Look for the word "troops" in the material below. Copy each line that has it.

· · · · ·

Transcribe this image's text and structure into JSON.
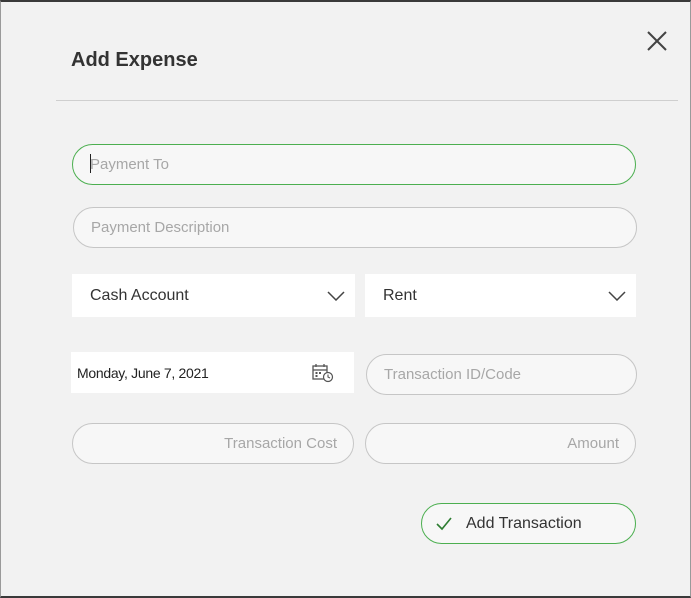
{
  "dialog": {
    "title": "Add Expense"
  },
  "form": {
    "payment_to_placeholder": "Payment To",
    "payment_description_placeholder": "Payment Description",
    "account_select_value": "Cash Account",
    "category_select_value": "Rent",
    "date_value": "Monday, June 7, 2021",
    "transaction_id_placeholder": "Transaction ID/Code",
    "transaction_cost_placeholder": "Transaction Cost",
    "amount_placeholder": "Amount"
  },
  "actions": {
    "add_transaction_label": "Add Transaction"
  },
  "colors": {
    "accent": "#4caf50",
    "background": "#f2f2f2"
  }
}
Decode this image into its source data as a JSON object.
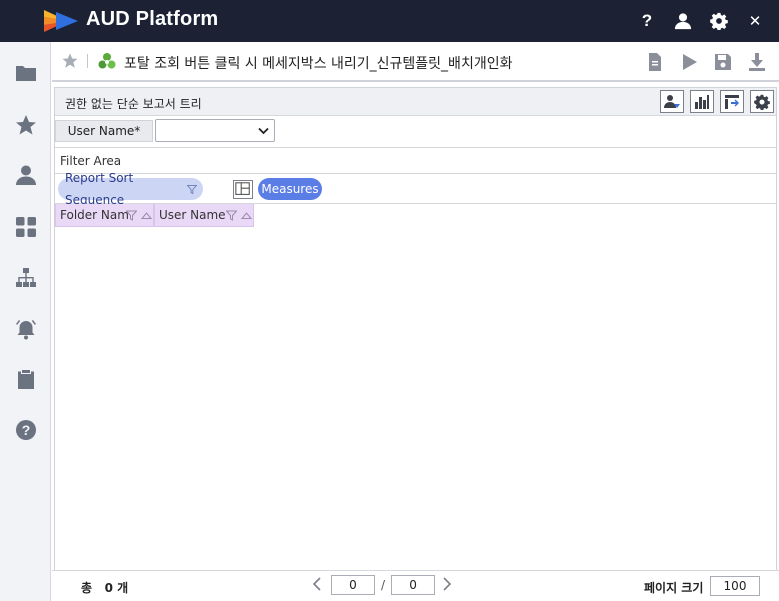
{
  "app": {
    "brand": "AUD Platform"
  },
  "header": {
    "icons": [
      "help-icon",
      "user-icon",
      "gear-icon",
      "close-icon"
    ],
    "help_glyph": "?",
    "close_glyph": "✕"
  },
  "sidebar": {
    "items": [
      "folder-icon",
      "star-icon",
      "person-icon",
      "dashboard-icon",
      "hierarchy-icon",
      "alarm-icon",
      "clipboard-icon",
      "help-circle-icon"
    ]
  },
  "report": {
    "title": "포탈 조회 버튼 클릭 시 메세지박스 내리기_신규템플릿_배치개인화"
  },
  "panel": {
    "title": "권한 없는 단순 보고서 트리",
    "param_label": "User Name*",
    "param_value": "",
    "filter_area": "Filter Area",
    "sort_chip": "Report Sort Sequence",
    "measures_chip": "Measures",
    "columns": [
      "Folder Nam",
      "User Name"
    ]
  },
  "footer": {
    "total_label": "총",
    "total_count": "0",
    "total_unit": "개",
    "current_page": "0",
    "page_separator": "/",
    "total_pages": "0",
    "page_size_label": "페이지 크기",
    "page_size": "100"
  },
  "colors": {
    "topbar": "#1c2233",
    "sort_chip_bg": "#ccd6f4",
    "measures_chip_bg": "#5b7de6",
    "column_header_bg": "#e9d9f6"
  }
}
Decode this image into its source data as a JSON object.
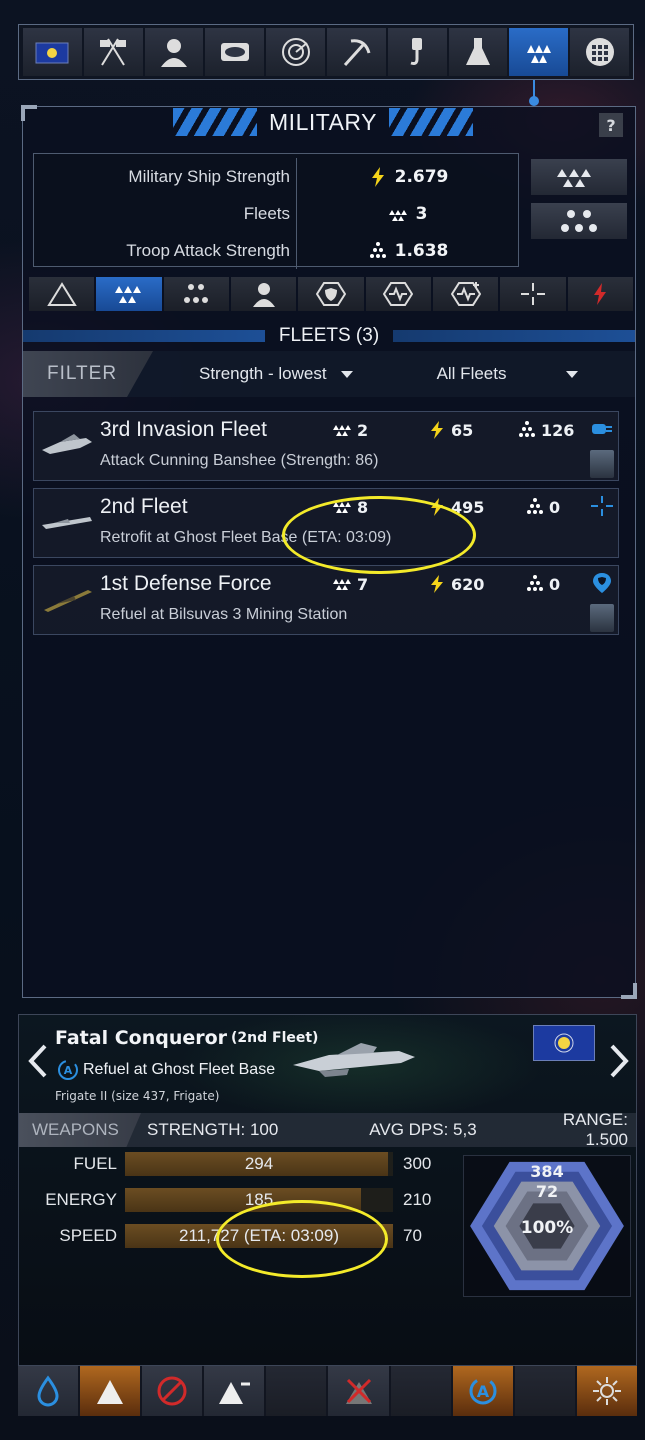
{
  "colors": {
    "accent": "#2a6cc7",
    "lightning": "#f5d41a",
    "orange": "#b0681f",
    "annotation": "#f3ea2a"
  },
  "toolbar": {
    "icons": [
      "empire-flag-icon",
      "diplomacy-flags-icon",
      "characters-icon",
      "planets-icon",
      "radar-icon",
      "mining-pickaxe-icon",
      "construction-hook-icon",
      "research-flask-icon",
      "military-fleets-icon",
      "grid-menu-icon"
    ],
    "active": "military-fleets-icon"
  },
  "panel": {
    "title": "MILITARY",
    "help": "?",
    "stats": [
      {
        "label": "Military Ship Strength",
        "value": "2.679",
        "icon": "lightning-icon"
      },
      {
        "label": "Fleets",
        "value": "3",
        "icon": "fleet-icon"
      },
      {
        "label": "Troop Attack Strength",
        "value": "1.638",
        "icon": "troops-icon"
      }
    ],
    "category_tabs": [
      "triangle-icon",
      "fleets-icon",
      "troops-icon",
      "character-icon",
      "shield-hex-icon",
      "heartbeat-hex-icon",
      "heartbeat-hex-plus-icon",
      "crosshair-icon",
      "lightning-red-icon"
    ]
  },
  "fleets": {
    "header": "FLEETS (3)",
    "filter_label": "FILTER",
    "sort": "Strength - lowest",
    "scope": "All Fleets",
    "rows": [
      {
        "name": "3rd Invasion Fleet",
        "task": "Attack Cunning Banshee (Strength: 86)",
        "ships": "2",
        "strength": "65",
        "troops": "126",
        "status_icon": "fuel-pump-icon",
        "has_avatar": true
      },
      {
        "name": "2nd Fleet",
        "task": "Retrofit at Ghost Fleet Base (ETA: 03:09)",
        "ships": "8",
        "strength": "495",
        "troops": "0",
        "status_icon": "crosshair-icon",
        "has_avatar": false
      },
      {
        "name": "1st Defense Force",
        "task": "Refuel at Bilsuvas 3 Mining Station",
        "ships": "7",
        "strength": "620",
        "troops": "0",
        "status_icon": "location-shield-icon",
        "has_avatar": true
      }
    ]
  },
  "ship": {
    "name": "Fatal Conqueror",
    "fleet": "(2nd Fleet)",
    "task": "Refuel at Ghost Fleet Base",
    "class": "Frigate II (size 437, Frigate)",
    "weapons_label": "WEAPONS",
    "strength": "STRENGTH: 100",
    "dps": "AVG DPS: 5,3",
    "range": "RANGE: 1.500",
    "resources": [
      {
        "label": "FUEL",
        "value": "294",
        "max": "300",
        "fraction": 0.98
      },
      {
        "label": "ENERGY",
        "value": "185",
        "max": "210",
        "fraction": 0.88
      },
      {
        "label": "SPEED",
        "value": "211,727 (ETA: 03:09)",
        "max": "70",
        "fraction": 1.0
      }
    ],
    "hp": {
      "structure": "384",
      "armor": "72",
      "shield": "100%"
    }
  },
  "actions": [
    "refuel-drop-icon",
    "up-arrow-icon",
    "cancel-icon",
    "triangle-minus-icon",
    "empty-slot",
    "disband-x-icon",
    "empty-slot",
    "automate-icon",
    "empty-slot",
    "formation-gear-icon"
  ]
}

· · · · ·

=== RESPONSE TO THE TASK ===
        "icon": "troops-icon"
      "troops-icon",
        "troops": "126",
        "troops": "0",
        "troops": "0",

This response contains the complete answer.